Check out the interwebz, bro. Let me give you a run down of the things I’ve seen in the last week: Ebola. Gaza. Robin Williams. People dumping ice on themselves.
One of these things is not like the other. Okay, so we can claim this for any of the four, but let’s agree that we have more control over where we find ice. It’s great in our fridge, Canada, Russia, Antarctica, and water bottles. Unless you’re taking an ice bath, it’s not the greatest cuddling companion.
Over the last week there’s been an “Ice Bucket Challenge” pandemic. It’s in my Facebook newsfeed, my Twitter feed, it’s covered in articles in my reader, and it’s on the news. The Ice Bucket Challenge has gone viral with a tenacity that rivals Ebola. (Oooo… too much? Let’s talk about it.)

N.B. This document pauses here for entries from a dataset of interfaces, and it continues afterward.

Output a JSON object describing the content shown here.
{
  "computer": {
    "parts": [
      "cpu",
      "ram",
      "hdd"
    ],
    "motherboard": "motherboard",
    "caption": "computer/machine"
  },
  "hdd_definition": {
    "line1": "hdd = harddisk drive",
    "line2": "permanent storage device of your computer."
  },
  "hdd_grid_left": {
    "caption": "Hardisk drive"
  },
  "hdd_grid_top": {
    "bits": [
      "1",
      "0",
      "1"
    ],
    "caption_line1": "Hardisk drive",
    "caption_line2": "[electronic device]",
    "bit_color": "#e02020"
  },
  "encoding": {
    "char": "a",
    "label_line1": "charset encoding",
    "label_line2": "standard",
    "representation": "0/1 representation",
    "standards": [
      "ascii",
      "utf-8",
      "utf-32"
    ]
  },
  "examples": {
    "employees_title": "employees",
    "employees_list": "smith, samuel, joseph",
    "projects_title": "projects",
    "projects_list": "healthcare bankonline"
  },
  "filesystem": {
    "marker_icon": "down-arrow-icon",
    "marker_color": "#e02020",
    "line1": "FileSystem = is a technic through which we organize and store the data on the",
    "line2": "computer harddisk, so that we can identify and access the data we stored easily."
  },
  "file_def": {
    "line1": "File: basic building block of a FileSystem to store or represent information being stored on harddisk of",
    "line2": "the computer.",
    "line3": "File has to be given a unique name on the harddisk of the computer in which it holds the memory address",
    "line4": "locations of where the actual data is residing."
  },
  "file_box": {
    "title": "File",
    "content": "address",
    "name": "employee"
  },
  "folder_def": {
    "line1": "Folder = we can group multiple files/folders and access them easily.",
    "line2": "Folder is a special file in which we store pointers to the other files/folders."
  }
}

The ice-bucket showcase originated in the Boston area after friends of former Boston College baseball player Pete Frates, diagnosed with ALS in 2012, have used it to raise awareness of the disease. I’ve seen several of new friends in New England, including Tony Gentilcore and Henry Lau perform the stunt, and I thought, “Oh great, you guys, too?!”

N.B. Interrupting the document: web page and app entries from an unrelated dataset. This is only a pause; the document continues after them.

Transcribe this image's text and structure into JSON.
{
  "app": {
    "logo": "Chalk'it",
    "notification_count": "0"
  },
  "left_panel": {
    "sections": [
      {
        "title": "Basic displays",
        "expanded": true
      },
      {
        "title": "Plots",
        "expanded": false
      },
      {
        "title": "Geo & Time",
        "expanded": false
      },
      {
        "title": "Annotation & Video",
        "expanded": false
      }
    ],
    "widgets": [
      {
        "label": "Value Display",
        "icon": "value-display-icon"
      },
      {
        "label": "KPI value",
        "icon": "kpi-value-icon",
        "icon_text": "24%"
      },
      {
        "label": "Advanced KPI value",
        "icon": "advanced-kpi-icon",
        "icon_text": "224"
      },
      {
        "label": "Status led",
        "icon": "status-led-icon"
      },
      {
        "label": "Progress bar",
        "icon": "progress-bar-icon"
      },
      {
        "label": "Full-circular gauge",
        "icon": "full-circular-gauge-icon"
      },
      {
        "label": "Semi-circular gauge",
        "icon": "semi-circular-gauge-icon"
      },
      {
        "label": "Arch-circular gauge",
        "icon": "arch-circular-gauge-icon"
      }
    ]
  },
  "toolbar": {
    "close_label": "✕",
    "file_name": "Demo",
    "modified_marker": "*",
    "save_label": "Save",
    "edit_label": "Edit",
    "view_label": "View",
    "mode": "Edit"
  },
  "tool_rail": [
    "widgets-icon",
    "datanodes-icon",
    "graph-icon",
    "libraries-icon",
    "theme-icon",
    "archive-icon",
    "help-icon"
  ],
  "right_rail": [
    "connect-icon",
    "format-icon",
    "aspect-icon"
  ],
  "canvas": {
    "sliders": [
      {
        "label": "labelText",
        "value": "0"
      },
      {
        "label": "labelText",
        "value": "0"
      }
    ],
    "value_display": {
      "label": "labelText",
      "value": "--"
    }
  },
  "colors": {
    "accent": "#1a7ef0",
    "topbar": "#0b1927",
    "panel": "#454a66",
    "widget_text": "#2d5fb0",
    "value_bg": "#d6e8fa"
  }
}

I spotted an angry article from Jezebel in my newsfeed and shared it with friends, thinking, “This will incite an emotional response *from those that are excited to dump ice on themselves, and bring some awareness to those wise enough to ask, ‘Is this really making a difference?'” (*This is Trolling 101.)
As it turns out, I got some good reactions:

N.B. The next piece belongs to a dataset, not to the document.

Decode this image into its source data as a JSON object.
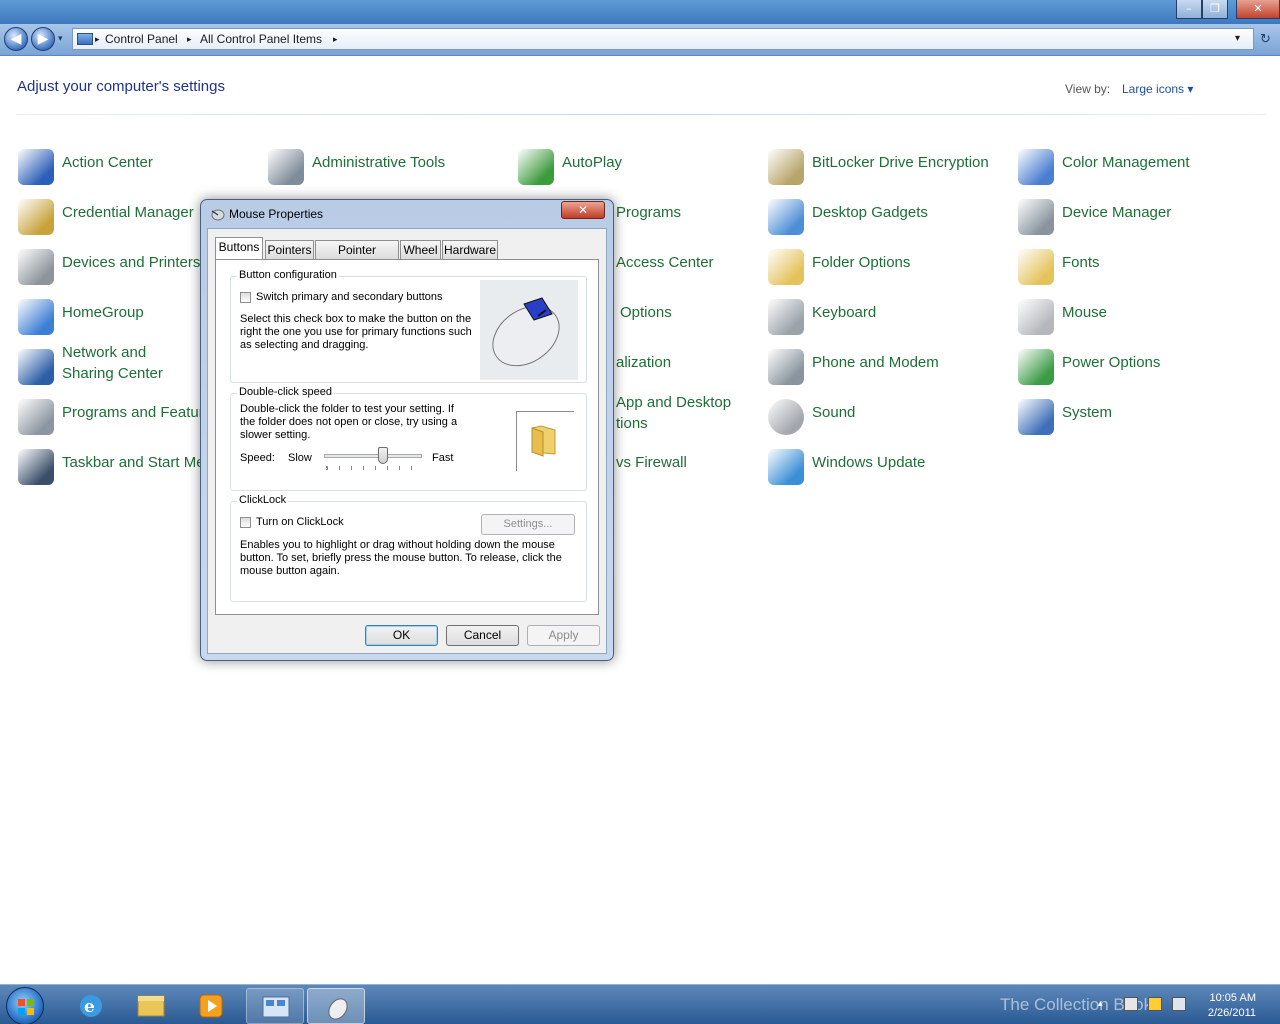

I didn’t agree. I thought we were dumping water, and there weren’t big changes. I wanted Erik to be wrong so bad. I consulted with Google Trends:
Shit. It would appear that he’s right. As much as interest in “Ice Bucket Challenge” has gone up, interest in “ALS” has gone up a bit more. (If you’d like to check the numbers at the time you’re reading this, click HERE.)
Interesting. The interwebz have brought a rather silly gimmick to viral critical mass, and it’s appearing everywhere. Even more, it seems to be doing what was intended; raising awareness and causing an increase in donations. That’s not bad at all!
The only problem is, ice is cold. I don’t want to be cold. So instead, I got in the shower:
After I finished my shower, I got on my computer, went to ALSA.org and clicked the Donate button. A moment later, I donated $100 to the ALS Association. It was quickly followed by an e-mail that read:
Thank you very much for you contribution to The ALS Association. Your thoughtful gift will help us accelerate progress in finding treatments and a cure for ALS through our global research program, provide vital care to people living through ALS through our network of ALS Certified Centers and clinics, and sustain our public policy efforts. Your gift will also help us support our network of local chapters across the U.S. that provides essential support programs and care services to people living with ALS and their families.
Thank you again for your generous gift. You have truly made a difference!
My payment information was listed below that, and I’ve taken a screenshot as social proof:
The original “Ice Bucket Challenge” was intended to have people dump water on themselves or donate. I have a feeling that it’s working pretty damn well because people are dumping water and donating. Perhaps pouring icy water over your head sounds like a good idea, but it’s not my version of a good time. Instead, I’d like to follow Erik’s advice and project good into the world.
I hope you join me.